Polymer melts, though studied extensively by theory, computer simulations, and experiments still pose many questions. While equilibrium properties are reasonably well understood, i.e. conformations of chains or basic rheological parameters, many non-equilibrium issues, such as conformational properties during processing (different strain rates, shear geometries etc) lack a microscopic understanding. Such an understanding in turn can lead to important insight and hints towards optimized processes or experiments. Computer simulations, employing advanced hardware as well as highly efficient software are becoming powerful enough to tackle such problems for highly entangled polymer melts. Though so far mostly employed for simplified models, modern scale bridging approaches make this possible also for models containing chemical details. One of the advantages of such simulations is the fact, that on has perfect control over the studied system, e.g. the polydispersity.

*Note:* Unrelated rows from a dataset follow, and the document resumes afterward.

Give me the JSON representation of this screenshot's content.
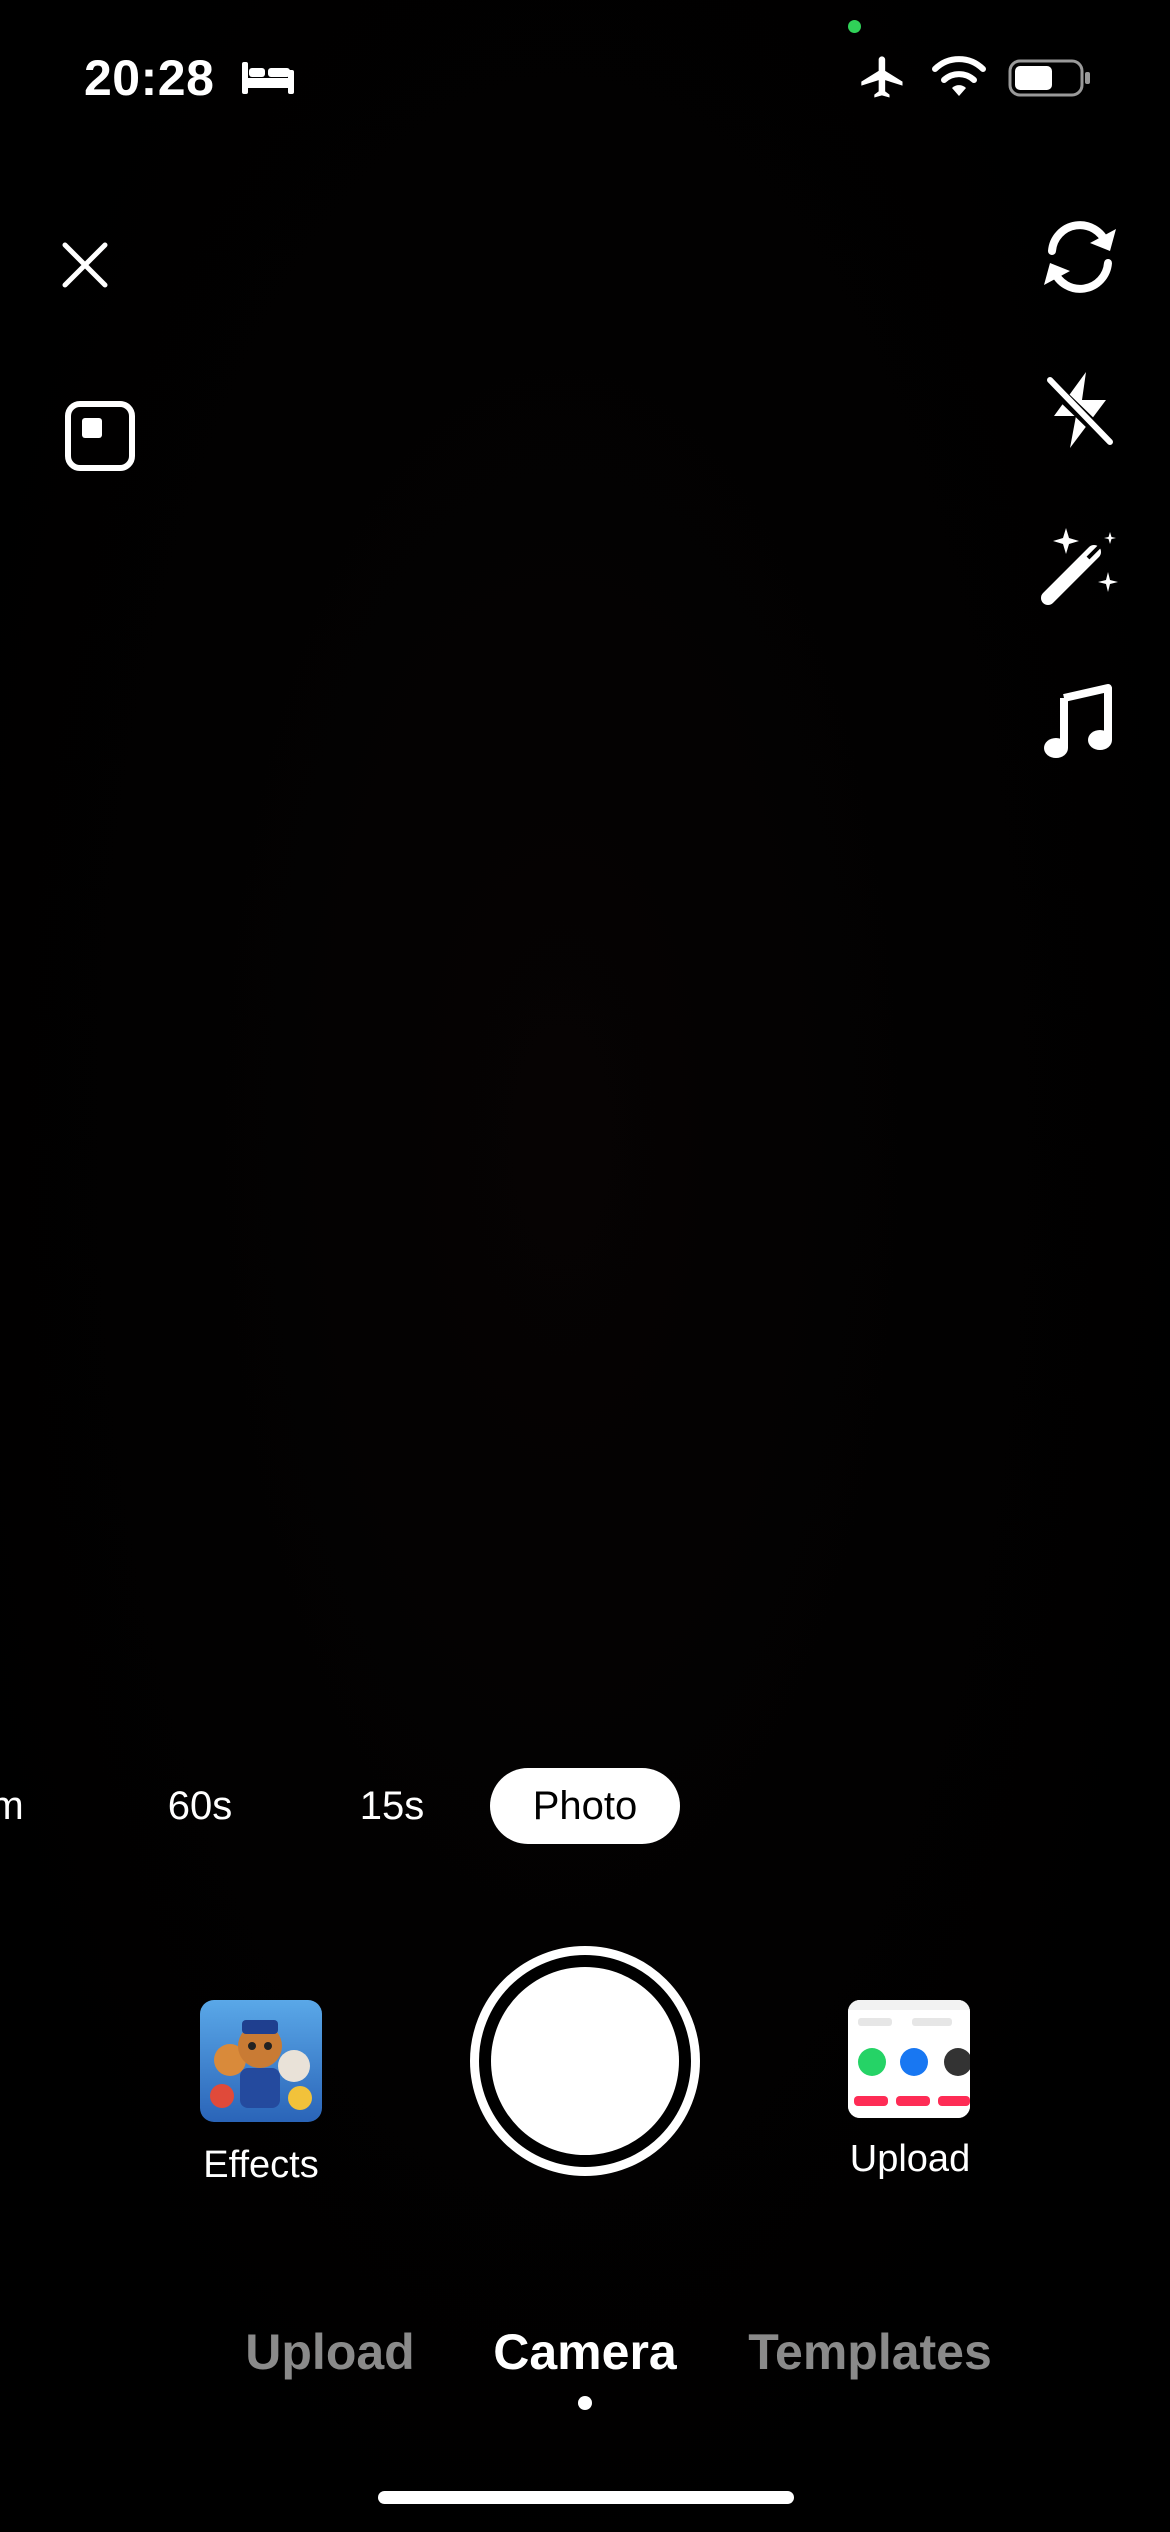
{
  "status_bar": {
    "time": "20:28",
    "sleep_icon": "bed-icon",
    "camera_indicator_color": "#30d158",
    "airplane_icon": "airplane-icon",
    "wifi_icon": "wifi-icon",
    "battery_icon": "battery-icon",
    "battery_level": 0.6
  },
  "top_controls": {
    "close_icon": "close-icon",
    "layout_icon": "layout-icon"
  },
  "side_toolbar": {
    "icons": [
      "flip-camera-icon",
      "flash-off-icon",
      "magic-wand-icon",
      "music-note-icon"
    ]
  },
  "modes": {
    "items": [
      "m",
      "60s",
      "15s",
      "Photo"
    ],
    "selected": "Photo"
  },
  "bottom_controls": {
    "effects_label": "Effects",
    "upload_label": "Upload",
    "shutter_icon": "shutter-button"
  },
  "tabs": {
    "items": [
      "Upload",
      "Camera",
      "Templates"
    ],
    "active": "Camera"
  },
  "colors": {
    "background": "#000000",
    "active_text": "#ffffff",
    "inactive_tab": "#8a8a8a"
  }
}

Though opening exciting options, there is still the problem of reference system or system from which the simulations start. Typically, for a full equilibration of a polymer melt within a computer simulation, simulations up to the polymer relaxation time might be required. Among others this is a consequence of the non-crossability of the polymers, which at the same time is responsible for the interesting and rich physics of such melts. This is a major drawback, since this time typically is of the order of the simulation time of the whole project. Thus there have been ample activities to circumvent the slow physical path of equilibration.

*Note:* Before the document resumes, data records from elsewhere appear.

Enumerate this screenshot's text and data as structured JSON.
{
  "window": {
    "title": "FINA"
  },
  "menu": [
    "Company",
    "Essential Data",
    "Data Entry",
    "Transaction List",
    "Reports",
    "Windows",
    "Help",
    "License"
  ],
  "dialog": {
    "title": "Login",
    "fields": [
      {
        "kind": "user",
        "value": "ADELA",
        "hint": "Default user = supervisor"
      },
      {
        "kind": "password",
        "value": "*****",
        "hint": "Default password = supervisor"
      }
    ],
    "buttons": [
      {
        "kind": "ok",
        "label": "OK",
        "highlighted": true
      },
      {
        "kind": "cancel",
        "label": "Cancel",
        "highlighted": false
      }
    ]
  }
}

Researchers from the Max Planck Institute for Polymer Research now present an improved methodology, which only requires local equilibration and which very efficiently leads to equilibrated melts of long polymer chains. The longest chains presented as test cases in this study contain up to 45 entanglement lengths. Mapped onto PS, that would correspond to polymers of a molecular mass of about 800,000. To demonstrate the prospects of the approach, the equilibrated ensembles are used to examine the entangled state of the simulated polymer melts. They demonstrate that the approach efficiently leads to equilibrated ensembles of 1000 chains of up to 2000 beads of bead-spring polymer melts. The figure illustrates such a system and shows characteristic intra-chain distances, which are very sensitive measures of equilibration. A master curve for the estimating entanglement length for polymer melts with different chain lengths and persistence lengths is provided and can serve as a reference for other investigations.